The British trade union movement is currently experiencing some turmoil and changes as the offensive against the working class intensifies and the leadership of a number of unions is due for election.
British trade union membership reached its peak in 1979 with approximately 13 million members, then declined through to 2018 at approximately 6 million and then for the past two years membership has slightly increased. In 2019 6.1 million people belonged to a trade union in Britain- 20.7% of all employees. (For further details see here)
Women have been a majority of trade union members since 2005 and by 2019 women were 57% of all UK trade union members – 3.7 million out of the 6.1 million total. So some on the left need to rethink their idea of what a typical trade union member is. Most trade union members look completely different from much of the current trade union leadership.
Government statisticians suggest the increase in women trade union members is due to increases in the number of employees in education, health and social care, where women employees comprise just under three quarters of the total. Around two-thirds of the increase in the number of female employees was accounted for jobs in these relatively highly unionised industries. Education has the highest unionised membership, with 48.7% of employees in this sector being members of a union.
The number of workers who are members of trade unions is significantly higher in the public sector than in the private sector. In 2019 3.8 million public sector workers were in a trade union as compared to 2.6 million private sector workers. That represented 52.3% of the public sector workforce as compared to 13.3% in the private sector.
The strongest areas of the country for trade union membership are the North East and the North West where 29.4% and 28.0% respectively of the workforce are in a union. London lags behind at 17.7% trade union membership.
The more than a decade downturn of the economy and corona virus pandemic will affect jobs and union membership in the coming period.
The upheavals and cracks that are showing
The next couple of years will see a massive overhaul of General Secretaries – both Unison and Unite, the biggest two unions in the country, are seeing their General Secretaries step down and there will be hotly contested elections for the biggest role in the organisations. The transport unions will see General Secretary elections, in 2021 for Aslef, 2022 for TSSA and 2024 for the RMT.
But as well as that, several union leaders have stepped down or taken significant time off due to sickness – Tim Roache of the GMB resigned in April this year, and a date for the election of that General Secretary has not been set yet. Sally Hunt stepped down from UCU for health reasons, replaced in March by Jo Grady.
On a more steady track – the CWU had a non-contested General Secretary election this year and the NEU have joint leadership from Mary Bousted and Kevin Courtney in place for five years following the merger in 2018.
Trade unions finances
Brexit and Covid have already seen problems for the aviation, aerospace and car manufacturing industries covered mainly by Unite the union.
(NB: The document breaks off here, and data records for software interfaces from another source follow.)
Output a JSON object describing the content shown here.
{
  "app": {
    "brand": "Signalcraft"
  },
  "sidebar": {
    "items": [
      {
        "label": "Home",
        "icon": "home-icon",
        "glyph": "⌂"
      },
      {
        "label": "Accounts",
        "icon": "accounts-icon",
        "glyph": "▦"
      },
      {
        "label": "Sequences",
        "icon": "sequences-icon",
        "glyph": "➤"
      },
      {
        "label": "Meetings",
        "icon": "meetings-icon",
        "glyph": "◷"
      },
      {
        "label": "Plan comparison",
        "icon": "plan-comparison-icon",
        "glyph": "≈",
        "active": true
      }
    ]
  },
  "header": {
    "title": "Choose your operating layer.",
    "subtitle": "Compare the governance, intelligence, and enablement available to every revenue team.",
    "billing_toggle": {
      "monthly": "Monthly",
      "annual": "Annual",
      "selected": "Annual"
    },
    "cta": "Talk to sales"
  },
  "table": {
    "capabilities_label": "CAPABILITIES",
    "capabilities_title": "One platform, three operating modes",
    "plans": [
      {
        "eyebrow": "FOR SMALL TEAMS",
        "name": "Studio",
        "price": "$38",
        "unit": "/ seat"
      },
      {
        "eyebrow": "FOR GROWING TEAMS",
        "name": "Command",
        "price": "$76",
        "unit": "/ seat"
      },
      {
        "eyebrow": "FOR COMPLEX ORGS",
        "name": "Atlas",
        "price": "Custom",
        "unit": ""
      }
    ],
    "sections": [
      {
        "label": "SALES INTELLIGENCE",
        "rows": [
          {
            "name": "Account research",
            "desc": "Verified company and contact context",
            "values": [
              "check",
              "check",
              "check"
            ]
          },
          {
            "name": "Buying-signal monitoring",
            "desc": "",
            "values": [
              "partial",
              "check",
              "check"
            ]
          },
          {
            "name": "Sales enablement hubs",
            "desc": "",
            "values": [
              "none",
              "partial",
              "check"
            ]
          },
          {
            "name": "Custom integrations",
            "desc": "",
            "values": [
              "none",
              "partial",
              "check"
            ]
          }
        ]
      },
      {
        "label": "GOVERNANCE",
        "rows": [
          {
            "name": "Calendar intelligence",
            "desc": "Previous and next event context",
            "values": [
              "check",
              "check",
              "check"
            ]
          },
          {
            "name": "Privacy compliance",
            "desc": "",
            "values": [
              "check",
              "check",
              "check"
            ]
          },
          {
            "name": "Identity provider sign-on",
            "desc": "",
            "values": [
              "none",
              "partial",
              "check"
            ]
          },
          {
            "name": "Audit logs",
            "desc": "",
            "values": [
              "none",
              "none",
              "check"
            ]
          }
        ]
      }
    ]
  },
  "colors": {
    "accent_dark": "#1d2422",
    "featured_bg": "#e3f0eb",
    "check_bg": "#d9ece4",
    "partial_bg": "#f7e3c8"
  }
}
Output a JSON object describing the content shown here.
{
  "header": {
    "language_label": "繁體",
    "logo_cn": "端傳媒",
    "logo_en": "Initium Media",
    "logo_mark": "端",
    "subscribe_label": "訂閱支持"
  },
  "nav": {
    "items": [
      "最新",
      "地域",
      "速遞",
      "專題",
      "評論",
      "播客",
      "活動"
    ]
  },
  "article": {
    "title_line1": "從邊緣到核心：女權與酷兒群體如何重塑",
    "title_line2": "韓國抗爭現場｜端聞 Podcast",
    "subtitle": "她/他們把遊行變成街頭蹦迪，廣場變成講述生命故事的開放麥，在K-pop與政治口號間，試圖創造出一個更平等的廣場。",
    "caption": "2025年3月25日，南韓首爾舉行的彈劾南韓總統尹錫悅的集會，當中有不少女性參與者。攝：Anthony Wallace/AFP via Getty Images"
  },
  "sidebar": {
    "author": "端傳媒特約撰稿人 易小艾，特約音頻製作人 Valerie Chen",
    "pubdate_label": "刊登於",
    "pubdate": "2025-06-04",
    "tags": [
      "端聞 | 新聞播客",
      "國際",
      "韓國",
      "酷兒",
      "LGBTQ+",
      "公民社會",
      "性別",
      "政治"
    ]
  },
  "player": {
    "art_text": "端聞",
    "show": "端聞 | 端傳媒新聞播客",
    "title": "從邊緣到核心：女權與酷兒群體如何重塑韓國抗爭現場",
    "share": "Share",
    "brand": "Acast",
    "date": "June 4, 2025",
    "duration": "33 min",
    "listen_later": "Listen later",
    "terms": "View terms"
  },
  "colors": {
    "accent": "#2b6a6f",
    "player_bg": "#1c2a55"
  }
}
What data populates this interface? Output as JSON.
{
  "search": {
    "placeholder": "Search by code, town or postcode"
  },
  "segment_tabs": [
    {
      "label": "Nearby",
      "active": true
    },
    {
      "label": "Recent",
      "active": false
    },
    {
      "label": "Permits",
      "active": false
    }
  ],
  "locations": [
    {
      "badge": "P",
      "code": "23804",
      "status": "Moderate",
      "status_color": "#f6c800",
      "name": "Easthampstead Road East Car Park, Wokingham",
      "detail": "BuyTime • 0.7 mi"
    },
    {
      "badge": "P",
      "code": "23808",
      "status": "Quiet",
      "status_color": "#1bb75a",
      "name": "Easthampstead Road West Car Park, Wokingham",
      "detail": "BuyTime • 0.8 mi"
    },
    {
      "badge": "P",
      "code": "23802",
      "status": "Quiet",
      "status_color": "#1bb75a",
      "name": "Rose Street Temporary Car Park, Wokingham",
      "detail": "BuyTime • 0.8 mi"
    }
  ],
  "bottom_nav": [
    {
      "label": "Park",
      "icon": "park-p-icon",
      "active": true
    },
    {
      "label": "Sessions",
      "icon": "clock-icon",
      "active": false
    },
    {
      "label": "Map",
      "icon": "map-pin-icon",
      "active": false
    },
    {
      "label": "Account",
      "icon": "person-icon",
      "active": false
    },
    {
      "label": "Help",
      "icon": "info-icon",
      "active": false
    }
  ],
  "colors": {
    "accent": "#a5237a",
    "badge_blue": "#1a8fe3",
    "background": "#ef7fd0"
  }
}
The union has made some cost controls already – temporarily freezing the head office contributions to branch funds and has delayed a staff pay rise.
In 2018 UNISON reported a growth in income and they overtook Unite to be the biggest union, but the media is not as interested in tracking Unison’s finances as it is with Unite, so less is written about it.
Some turmoil in the unions
The #MeToo movement has had ramifications in the trade unions. Prompted by an anonymous letter sent to the GMB President, Barbara Plant by ‘concerned GMB staff and members’ in the Spring, an independent report was commissioned which concluded that the union was ‘institutionally sexist’. The report by Karon Monahan QC gave 27 recommendations which included increasing representation of women, a new complaints procedure for sexual harassment and an annual equalities audit. This might be the first of a number of similar investigations.
In September, the General Secretary Mick Cash sent a message to all branches, organisers, the EC and all staff, very publicly saying he was back from his work-related stress and depression sick leave, citing the cause as the RMT NEC and accusing them of acting like an elite, ignoring his election by the membership and trying to replace him with their own candidate.
The trade unions are being shaken up as the offensive against the working class steps up. The post 2010 austerity attacks are now being followed by much more severe attacks, as the Covid pandemic and Brexit are both being used to increase profits and slash the population’s living standards. How this impacts on the trade unions will in part depend on how their leaderships respond to the offensive.